>>>
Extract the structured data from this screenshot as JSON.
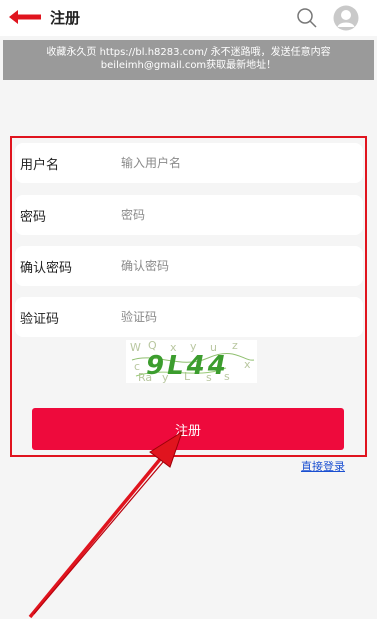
{
  "header": {
    "title": "注册",
    "back_icon": "back-arrow-icon",
    "search_icon": "search-icon",
    "avatar_icon": "user-avatar-icon",
    "accent_color": "#e0141e"
  },
  "notice": {
    "line1": "收藏永久页 https://bl.h8283.com/ 永不迷路哦，发送任意内容",
    "line2": "beileimh@gmail.com获取最新地址！"
  },
  "form": {
    "fields": [
      {
        "label": "用户名",
        "placeholder": "输入用户名"
      },
      {
        "label": "密码",
        "placeholder": "密码"
      },
      {
        "label": "确认密码",
        "placeholder": "确认密码"
      },
      {
        "label": "验证码",
        "placeholder": "验证码"
      }
    ],
    "captcha_text": "9L44",
    "submit_label": "注册",
    "submit_color": "#ee0a3c",
    "login_link": "直接登录"
  }
}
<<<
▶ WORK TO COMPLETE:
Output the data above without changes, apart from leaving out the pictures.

▶ ANSWER TO THIS EXERCISE:
Extract the structured data from this screenshot as JSON.
{
  "header": {
    "title": "注册",
    "back_icon": "back-arrow-icon",
    "search_icon": "search-icon",
    "avatar_icon": "user-avatar-icon",
    "accent_color": "#e0141e"
  },
  "notice": {
    "line1": "收藏永久页 https://bl.h8283.com/ 永不迷路哦，发送任意内容",
    "line2": "beileimh@gmail.com获取最新地址！"
  },
  "form": {
    "fields": [
      {
        "label": "用户名",
        "placeholder": "输入用户名"
      },
      {
        "label": "密码",
        "placeholder": "密码"
      },
      {
        "label": "确认密码",
        "placeholder": "确认密码"
      },
      {
        "label": "验证码",
        "placeholder": "验证码"
      }
    ],
    "captcha_text": "9L44",
    "submit_label": "注册",
    "submit_color": "#ee0a3c",
    "login_link": "直接登录"
  }
}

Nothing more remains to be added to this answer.